If you are applying for a SEN Teaching Assistant role, you need to ensure that you are fully prepared for any questions employers might ask you during your interview. Below we have outlined some common questions, you should prepare yourself for your interview by reading and preparing a response for these and other Teaching Assistant Interview Questions to ensure you are in the best position to ace the interview.
This is possibly the most common SEN teaching assistant interview question. The interviewer wants to see that you have a genuine interest in the role, so when asked this question be sure to show your passion and dedication. There are many great reasons for becoming a SEN teaching assistant such as it being incredibly rewarding, however it is important to add your own experiences in the reply.
This requires a simple answer as you are just talking about yourself and your own experiences with SEN students. It is a good idea to provide examples of the types of SEN pupils you have worked with and show your understanding of the issues that affect pupils with varying educational needs.
This is an opportunity to sell yourself. The interviewer wants to know if you are an ideal fit for the job and if you will bring value to the school. You should talk about all the skills you possess which are crucial for the role, such as excellent communication skills, your ability to handle difficult situations, patience, flexibility and your ability to work cooperatively with others (pupils, parents and teachers)
Often, the pupils you will be working with will have behavioural issues so you will need to know how to deal with this in the classroom. When asked this question, you need to show that you understand the nature of the role and highlight your capability. You could go into detail on what actions you would take if a pupil was being disruptive, or you could give an example of a time you have had to use your behavioural management skills in previous work.

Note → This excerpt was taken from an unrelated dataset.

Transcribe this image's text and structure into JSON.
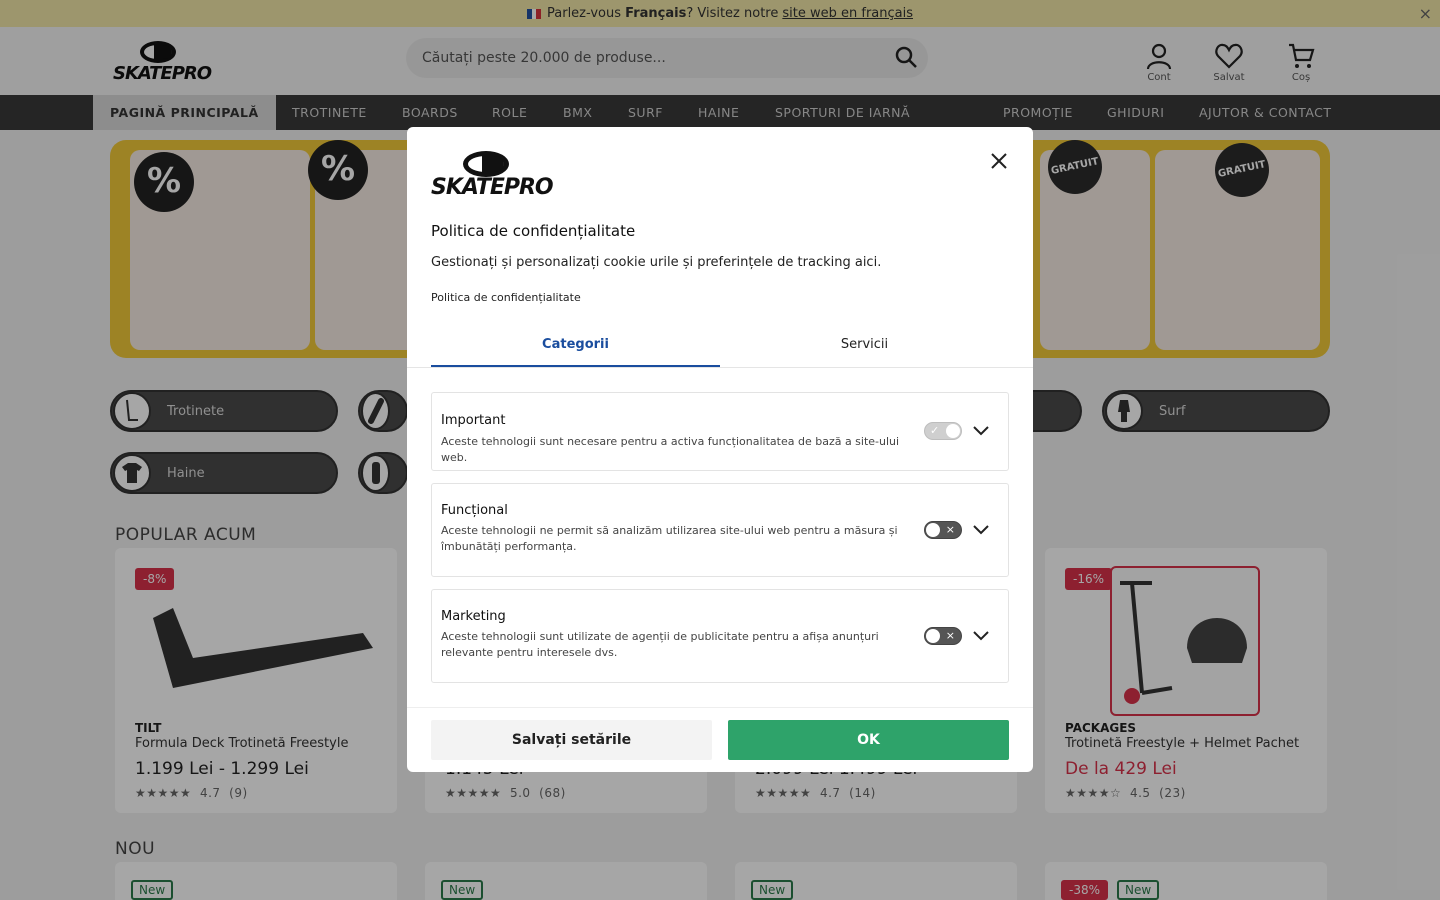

Here you should display your understanding of the role and show that you know what is expected of you. Discuss some situations and demonstrate how you would approach them.
Sometimes pupils are not motivated to learn, this is often the case with SEN pupils as they can feel inadequate which can knock their confidence in the classroom. You can talk about different methods you would use to build motivation and their self-esteem.
Pupils often work more effectively in a positive classroom atmosphere, and when they feel comfortable around the staff. When answering this question, talk about a few ice breaking methods that are useful when developing a trusting relationship with the pupils.